## [DATA EXTRACT]
Start of Block

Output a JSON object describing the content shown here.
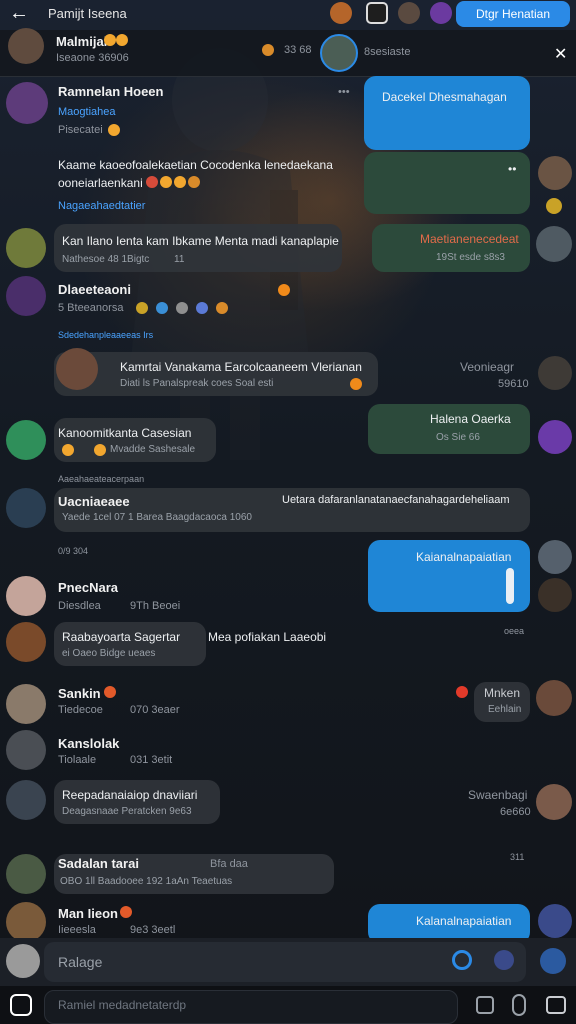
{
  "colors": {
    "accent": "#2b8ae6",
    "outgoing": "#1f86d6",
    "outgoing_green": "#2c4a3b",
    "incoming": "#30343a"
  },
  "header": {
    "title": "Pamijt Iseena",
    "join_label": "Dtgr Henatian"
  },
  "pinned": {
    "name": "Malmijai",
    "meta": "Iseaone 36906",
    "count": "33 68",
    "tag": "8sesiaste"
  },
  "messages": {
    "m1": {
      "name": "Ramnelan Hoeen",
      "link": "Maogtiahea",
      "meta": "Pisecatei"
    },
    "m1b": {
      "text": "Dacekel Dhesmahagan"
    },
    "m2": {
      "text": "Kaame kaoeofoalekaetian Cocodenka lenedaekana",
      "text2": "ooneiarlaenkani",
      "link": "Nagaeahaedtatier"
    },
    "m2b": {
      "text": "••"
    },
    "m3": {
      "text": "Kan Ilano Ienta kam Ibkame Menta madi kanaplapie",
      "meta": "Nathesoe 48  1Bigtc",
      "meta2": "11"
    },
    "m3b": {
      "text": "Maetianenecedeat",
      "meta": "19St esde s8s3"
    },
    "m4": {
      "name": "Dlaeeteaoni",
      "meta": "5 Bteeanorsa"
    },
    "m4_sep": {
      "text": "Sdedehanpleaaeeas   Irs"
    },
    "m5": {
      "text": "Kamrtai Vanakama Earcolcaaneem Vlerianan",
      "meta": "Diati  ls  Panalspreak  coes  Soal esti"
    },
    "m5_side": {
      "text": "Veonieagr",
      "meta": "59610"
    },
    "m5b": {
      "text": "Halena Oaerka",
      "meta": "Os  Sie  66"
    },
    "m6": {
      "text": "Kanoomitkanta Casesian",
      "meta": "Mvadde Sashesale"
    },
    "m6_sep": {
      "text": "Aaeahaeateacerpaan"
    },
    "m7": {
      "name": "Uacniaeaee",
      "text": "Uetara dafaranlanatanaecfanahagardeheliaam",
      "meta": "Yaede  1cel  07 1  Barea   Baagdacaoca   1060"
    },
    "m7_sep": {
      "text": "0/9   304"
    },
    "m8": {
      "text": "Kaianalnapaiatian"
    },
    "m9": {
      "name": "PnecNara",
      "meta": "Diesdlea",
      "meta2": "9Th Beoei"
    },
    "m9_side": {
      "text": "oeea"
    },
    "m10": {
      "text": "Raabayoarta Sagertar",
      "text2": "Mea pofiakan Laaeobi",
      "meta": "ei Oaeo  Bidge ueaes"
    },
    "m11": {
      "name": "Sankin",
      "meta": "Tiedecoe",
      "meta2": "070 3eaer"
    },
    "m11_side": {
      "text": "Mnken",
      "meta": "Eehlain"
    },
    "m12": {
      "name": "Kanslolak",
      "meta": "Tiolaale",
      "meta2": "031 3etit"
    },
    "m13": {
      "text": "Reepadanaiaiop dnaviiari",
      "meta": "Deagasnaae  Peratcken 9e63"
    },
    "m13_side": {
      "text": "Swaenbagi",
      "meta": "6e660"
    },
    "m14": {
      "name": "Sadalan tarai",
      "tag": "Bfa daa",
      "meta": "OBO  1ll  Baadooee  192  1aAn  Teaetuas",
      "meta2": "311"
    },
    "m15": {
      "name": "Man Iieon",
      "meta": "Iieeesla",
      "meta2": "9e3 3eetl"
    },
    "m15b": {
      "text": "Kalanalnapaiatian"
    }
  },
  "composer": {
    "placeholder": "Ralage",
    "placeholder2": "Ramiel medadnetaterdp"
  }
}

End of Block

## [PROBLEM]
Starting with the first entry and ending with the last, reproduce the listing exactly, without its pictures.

## [OUTPUT]
Output a JSON object describing the content shown here.
{
  "colors": {
    "accent": "#2b8ae6",
    "outgoing": "#1f86d6",
    "outgoing_green": "#2c4a3b",
    "incoming": "#30343a"
  },
  "header": {
    "title": "Pamijt Iseena",
    "join_label": "Dtgr Henatian"
  },
  "pinned": {
    "name": "Malmijai",
    "meta": "Iseaone 36906",
    "count": "33 68",
    "tag": "8sesiaste"
  },
  "messages": {
    "m1": {
      "name": "Ramnelan Hoeen",
      "link": "Maogtiahea",
      "meta": "Pisecatei"
    },
    "m1b": {
      "text": "Dacekel Dhesmahagan"
    },
    "m2": {
      "text": "Kaame kaoeofoalekaetian Cocodenka lenedaekana",
      "text2": "ooneiarlaenkani",
      "link": "Nagaeahaedtatier"
    },
    "m2b": {
      "text": "••"
    },
    "m3": {
      "text": "Kan Ilano Ienta kam Ibkame Menta madi kanaplapie",
      "meta": "Nathesoe 48  1Bigtc",
      "meta2": "11"
    },
    "m3b": {
      "text": "Maetianenecedeat",
      "meta": "19St esde s8s3"
    },
    "m4": {
      "name": "Dlaeeteaoni",
      "meta": "5 Bteeanorsa"
    },
    "m4_sep": {
      "text": "Sdedehanpleaaeeas   Irs"
    },
    "m5": {
      "text": "Kamrtai Vanakama Earcolcaaneem Vlerianan",
      "meta": "Diati  ls  Panalspreak  coes  Soal esti"
    },
    "m5_side": {
      "text": "Veonieagr",
      "meta": "59610"
    },
    "m5b": {
      "text": "Halena Oaerka",
      "meta": "Os  Sie  66"
    },
    "m6": {
      "text": "Kanoomitkanta Casesian",
      "meta": "Mvadde Sashesale"
    },
    "m6_sep": {
      "text": "Aaeahaeateacerpaan"
    },
    "m7": {
      "name": "Uacniaeaee",
      "text": "Uetara dafaranlanatanaecfanahagardeheliaam",
      "meta": "Yaede  1cel  07 1  Barea   Baagdacaoca   1060"
    },
    "m7_sep": {
      "text": "0/9   304"
    },
    "m8": {
      "text": "Kaianalnapaiatian"
    },
    "m9": {
      "name": "PnecNara",
      "meta": "Diesdlea",
      "meta2": "9Th Beoei"
    },
    "m9_side": {
      "text": "oeea"
    },
    "m10": {
      "text": "Raabayoarta Sagertar",
      "text2": "Mea pofiakan Laaeobi",
      "meta": "ei Oaeo  Bidge ueaes"
    },
    "m11": {
      "name": "Sankin",
      "meta": "Tiedecoe",
      "meta2": "070 3eaer"
    },
    "m11_side": {
      "text": "Mnken",
      "meta": "Eehlain"
    },
    "m12": {
      "name": "Kanslolak",
      "meta": "Tiolaale",
      "meta2": "031 3etit"
    },
    "m13": {
      "text": "Reepadanaiaiop dnaviiari",
      "meta": "Deagasnaae  Peratcken 9e63"
    },
    "m13_side": {
      "text": "Swaenbagi",
      "meta": "6e660"
    },
    "m14": {
      "name": "Sadalan tarai",
      "tag": "Bfa daa",
      "meta": "OBO  1ll  Baadooee  192  1aAn  Teaetuas",
      "meta2": "311"
    },
    "m15": {
      "name": "Man Iieon",
      "meta": "Iieeesla",
      "meta2": "9e3 3eetl"
    },
    "m15b": {
      "text": "Kalanalnapaiatian"
    }
  },
  "composer": {
    "placeholder": "Ralage",
    "placeholder2": "Ramiel medadnetaterdp"
  }
}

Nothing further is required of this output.